The Rwandan Wedding, Part I

Let me tell you a story, son, of how I married your Ms. Jess…..

A year ago today, our world changed in a way that will never be undone. Ms. Jess and I were married in the most extraordinary of ways, in the most exotic of places, with the most beautiful people whose hearts welcomed and celebrated new family.

It all started as Ms. Jess prepared to travel to Rwanda and we began to dream of how our family would start. I threw out the idea of getting married in Rwanda and then suggested having an American wedding in the fall. I never thought she would be up for my half joking suggestion but she agreed and was excited about all that we did not know. We didn’t have a clue if it would be the two of us on a mountain or if we could find a church in a city. What we were confident of is that whatever happened would be beyond our wildest dreams.
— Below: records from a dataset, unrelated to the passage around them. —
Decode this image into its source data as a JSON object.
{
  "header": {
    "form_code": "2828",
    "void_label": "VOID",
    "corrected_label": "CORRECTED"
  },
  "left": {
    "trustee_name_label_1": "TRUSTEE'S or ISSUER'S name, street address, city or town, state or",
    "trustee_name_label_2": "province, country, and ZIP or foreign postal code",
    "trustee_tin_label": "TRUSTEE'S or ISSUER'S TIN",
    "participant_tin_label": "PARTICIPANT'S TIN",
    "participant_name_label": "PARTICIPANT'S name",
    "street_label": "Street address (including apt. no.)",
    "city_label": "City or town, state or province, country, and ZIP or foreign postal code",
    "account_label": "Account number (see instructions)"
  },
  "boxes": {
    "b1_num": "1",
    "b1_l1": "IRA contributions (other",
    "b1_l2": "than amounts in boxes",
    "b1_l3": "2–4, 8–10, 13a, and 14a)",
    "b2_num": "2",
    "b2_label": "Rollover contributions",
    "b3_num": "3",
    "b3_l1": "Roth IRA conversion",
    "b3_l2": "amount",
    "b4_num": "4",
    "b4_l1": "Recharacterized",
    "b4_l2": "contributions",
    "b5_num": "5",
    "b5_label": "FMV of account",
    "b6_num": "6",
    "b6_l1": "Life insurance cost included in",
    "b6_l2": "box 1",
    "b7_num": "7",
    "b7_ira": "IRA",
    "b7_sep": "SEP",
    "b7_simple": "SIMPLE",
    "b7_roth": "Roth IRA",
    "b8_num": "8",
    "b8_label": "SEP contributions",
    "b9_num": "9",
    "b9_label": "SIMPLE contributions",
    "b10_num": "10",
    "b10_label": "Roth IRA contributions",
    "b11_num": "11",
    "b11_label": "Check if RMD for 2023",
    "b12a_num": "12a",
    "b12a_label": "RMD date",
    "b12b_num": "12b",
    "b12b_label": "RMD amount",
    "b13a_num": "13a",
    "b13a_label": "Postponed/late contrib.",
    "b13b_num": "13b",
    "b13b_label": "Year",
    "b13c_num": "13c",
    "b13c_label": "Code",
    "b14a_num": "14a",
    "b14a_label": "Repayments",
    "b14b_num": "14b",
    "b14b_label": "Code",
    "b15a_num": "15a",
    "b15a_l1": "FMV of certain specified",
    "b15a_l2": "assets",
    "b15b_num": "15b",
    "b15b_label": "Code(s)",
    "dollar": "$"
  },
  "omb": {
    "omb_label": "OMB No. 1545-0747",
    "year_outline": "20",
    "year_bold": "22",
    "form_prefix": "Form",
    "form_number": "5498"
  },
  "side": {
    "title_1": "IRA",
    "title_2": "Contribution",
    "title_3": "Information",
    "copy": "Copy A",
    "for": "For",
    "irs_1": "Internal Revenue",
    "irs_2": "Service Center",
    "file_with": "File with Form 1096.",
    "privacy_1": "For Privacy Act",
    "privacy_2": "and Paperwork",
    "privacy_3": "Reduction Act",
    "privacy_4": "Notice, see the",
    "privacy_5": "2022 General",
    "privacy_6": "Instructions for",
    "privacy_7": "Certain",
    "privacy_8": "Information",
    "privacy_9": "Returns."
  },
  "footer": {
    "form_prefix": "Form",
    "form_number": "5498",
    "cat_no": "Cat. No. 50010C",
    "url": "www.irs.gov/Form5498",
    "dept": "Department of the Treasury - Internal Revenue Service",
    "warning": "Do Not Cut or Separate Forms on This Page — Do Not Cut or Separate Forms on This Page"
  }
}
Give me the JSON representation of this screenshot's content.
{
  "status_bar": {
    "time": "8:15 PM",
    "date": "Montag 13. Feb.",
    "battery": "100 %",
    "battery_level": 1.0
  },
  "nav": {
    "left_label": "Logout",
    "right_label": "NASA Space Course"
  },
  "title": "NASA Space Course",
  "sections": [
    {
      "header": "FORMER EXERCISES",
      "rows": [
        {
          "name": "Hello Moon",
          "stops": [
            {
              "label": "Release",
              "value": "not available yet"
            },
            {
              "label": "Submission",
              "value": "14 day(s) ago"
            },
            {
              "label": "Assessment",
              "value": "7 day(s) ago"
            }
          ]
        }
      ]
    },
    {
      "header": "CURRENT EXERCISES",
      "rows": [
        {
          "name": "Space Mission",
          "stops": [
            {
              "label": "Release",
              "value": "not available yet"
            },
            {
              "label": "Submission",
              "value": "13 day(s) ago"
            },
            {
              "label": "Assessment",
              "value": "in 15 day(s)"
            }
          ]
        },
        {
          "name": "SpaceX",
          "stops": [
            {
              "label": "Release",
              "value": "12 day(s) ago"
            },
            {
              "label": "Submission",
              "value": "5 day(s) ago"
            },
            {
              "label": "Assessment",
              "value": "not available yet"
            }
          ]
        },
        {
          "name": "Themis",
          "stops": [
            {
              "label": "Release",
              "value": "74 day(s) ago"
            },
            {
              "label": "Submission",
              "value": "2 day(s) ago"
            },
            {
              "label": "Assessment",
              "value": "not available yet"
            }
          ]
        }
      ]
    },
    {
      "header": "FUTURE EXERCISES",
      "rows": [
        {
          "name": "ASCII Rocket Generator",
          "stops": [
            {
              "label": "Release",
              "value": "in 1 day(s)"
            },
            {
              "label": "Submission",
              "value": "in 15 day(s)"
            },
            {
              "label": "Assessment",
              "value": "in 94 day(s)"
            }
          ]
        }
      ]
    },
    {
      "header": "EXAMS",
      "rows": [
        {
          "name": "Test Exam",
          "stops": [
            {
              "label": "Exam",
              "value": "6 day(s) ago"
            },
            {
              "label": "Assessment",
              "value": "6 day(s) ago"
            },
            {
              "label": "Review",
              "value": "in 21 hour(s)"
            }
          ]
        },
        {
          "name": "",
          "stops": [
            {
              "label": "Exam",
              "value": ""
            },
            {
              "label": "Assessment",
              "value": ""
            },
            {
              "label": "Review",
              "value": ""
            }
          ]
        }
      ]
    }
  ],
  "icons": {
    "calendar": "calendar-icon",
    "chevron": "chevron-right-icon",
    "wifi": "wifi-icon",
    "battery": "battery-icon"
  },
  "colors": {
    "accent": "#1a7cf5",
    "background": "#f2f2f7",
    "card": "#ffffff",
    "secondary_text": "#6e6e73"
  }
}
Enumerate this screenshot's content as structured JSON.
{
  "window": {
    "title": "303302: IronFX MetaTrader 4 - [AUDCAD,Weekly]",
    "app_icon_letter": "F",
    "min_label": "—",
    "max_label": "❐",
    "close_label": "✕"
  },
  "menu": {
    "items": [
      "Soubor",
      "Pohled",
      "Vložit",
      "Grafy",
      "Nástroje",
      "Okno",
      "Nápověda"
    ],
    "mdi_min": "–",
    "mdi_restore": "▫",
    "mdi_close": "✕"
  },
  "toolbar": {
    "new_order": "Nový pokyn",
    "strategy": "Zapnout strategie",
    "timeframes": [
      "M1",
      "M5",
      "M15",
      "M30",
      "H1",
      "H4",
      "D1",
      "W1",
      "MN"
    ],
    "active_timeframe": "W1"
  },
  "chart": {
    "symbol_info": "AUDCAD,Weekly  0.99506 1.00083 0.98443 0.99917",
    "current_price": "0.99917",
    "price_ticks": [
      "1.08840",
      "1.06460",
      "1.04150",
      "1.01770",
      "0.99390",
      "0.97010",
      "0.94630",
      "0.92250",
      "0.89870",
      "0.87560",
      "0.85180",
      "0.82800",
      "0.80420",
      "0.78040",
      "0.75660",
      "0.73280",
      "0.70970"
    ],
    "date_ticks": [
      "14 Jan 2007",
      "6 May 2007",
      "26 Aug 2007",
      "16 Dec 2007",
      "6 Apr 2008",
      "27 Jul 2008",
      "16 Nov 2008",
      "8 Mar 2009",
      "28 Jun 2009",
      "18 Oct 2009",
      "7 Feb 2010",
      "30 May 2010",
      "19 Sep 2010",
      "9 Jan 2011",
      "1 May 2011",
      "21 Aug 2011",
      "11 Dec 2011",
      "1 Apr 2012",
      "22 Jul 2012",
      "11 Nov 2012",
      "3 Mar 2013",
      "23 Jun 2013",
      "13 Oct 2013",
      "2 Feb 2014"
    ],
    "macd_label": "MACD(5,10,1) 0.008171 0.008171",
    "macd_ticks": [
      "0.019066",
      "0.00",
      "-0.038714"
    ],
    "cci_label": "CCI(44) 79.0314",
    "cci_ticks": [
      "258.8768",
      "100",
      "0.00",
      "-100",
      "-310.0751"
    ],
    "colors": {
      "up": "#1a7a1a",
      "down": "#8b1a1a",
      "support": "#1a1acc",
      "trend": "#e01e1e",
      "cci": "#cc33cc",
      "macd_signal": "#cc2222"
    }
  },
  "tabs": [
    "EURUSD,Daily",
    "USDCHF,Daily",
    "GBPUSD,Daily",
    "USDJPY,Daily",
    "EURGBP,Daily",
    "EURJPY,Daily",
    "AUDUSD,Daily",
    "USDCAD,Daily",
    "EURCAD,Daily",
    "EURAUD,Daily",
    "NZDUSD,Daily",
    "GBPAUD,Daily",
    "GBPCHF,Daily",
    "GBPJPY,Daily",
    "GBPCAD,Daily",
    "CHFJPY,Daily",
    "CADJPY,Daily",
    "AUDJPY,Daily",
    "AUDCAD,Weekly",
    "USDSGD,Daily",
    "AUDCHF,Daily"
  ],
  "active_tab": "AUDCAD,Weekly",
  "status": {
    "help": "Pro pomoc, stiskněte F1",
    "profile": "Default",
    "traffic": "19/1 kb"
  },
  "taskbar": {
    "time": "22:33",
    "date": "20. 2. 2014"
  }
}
Ms. Jess visited Knemwe, of the Twa people, with I.U.’s  SPEA program as a videographer and captured their plight but more fascinating, their joy. They are an example of poor community development from a governmental perspective.  They were only five years removed from being hunters and gatherers who had lived in the forests since their beginning.  The government saw them as a risk though as the most least valued of people groups could not be monitored in the forests and the forests were often used for planning during the genocide. So, they removed them from their homes due to “landslides” and put them on a lava rock reservation where the government had built them huts that were completely exposed.  The tragedy though is that they have no education, little access to it as the sole teacher for the whole village actually is one of their own and now has a fifth grade education. They have no way to hunt nor  soil to farm. They have no experience in small businesses or logistics, nor have access to capital. They are equally in urgent need for advocacy as they are seen as the least among the three people groups and have little to offer.  The community of over 500 families lack sufficient access to clean water, are deficient in employability skills, and now they have been exposed to new diseases that are killing them. But through all their grief, when she asked them if they would want to have a wedding for two strangers, they obliged. Humbled by the possibility, we also began to dream as to where this relationship may lead.

I arrived in Kigali at midnight on June 1st which was a Sunday and Ms. Jess waited for me outside the Kigali International Airport with a “Marry Me” sign but was in tears as she thought I missed my plane as I was the last one leaving the airport due to filling out paperwork for my bag that didn’t make the transfer. We rented a Rav 4 the next morning to head to Gesinye which was a small town on Lake Kivu which borders Congo.  It took four hours of dodging donkeys, motos and kids sleeping on the side of the road.  Rwanda is absolutely stunning and some day we will go back. Ms. Jess used an app on her phone to get us around and believe it or not, Google doesn’t know everything as we had to do a little off-roading too. Little did we know the adventure that awaited.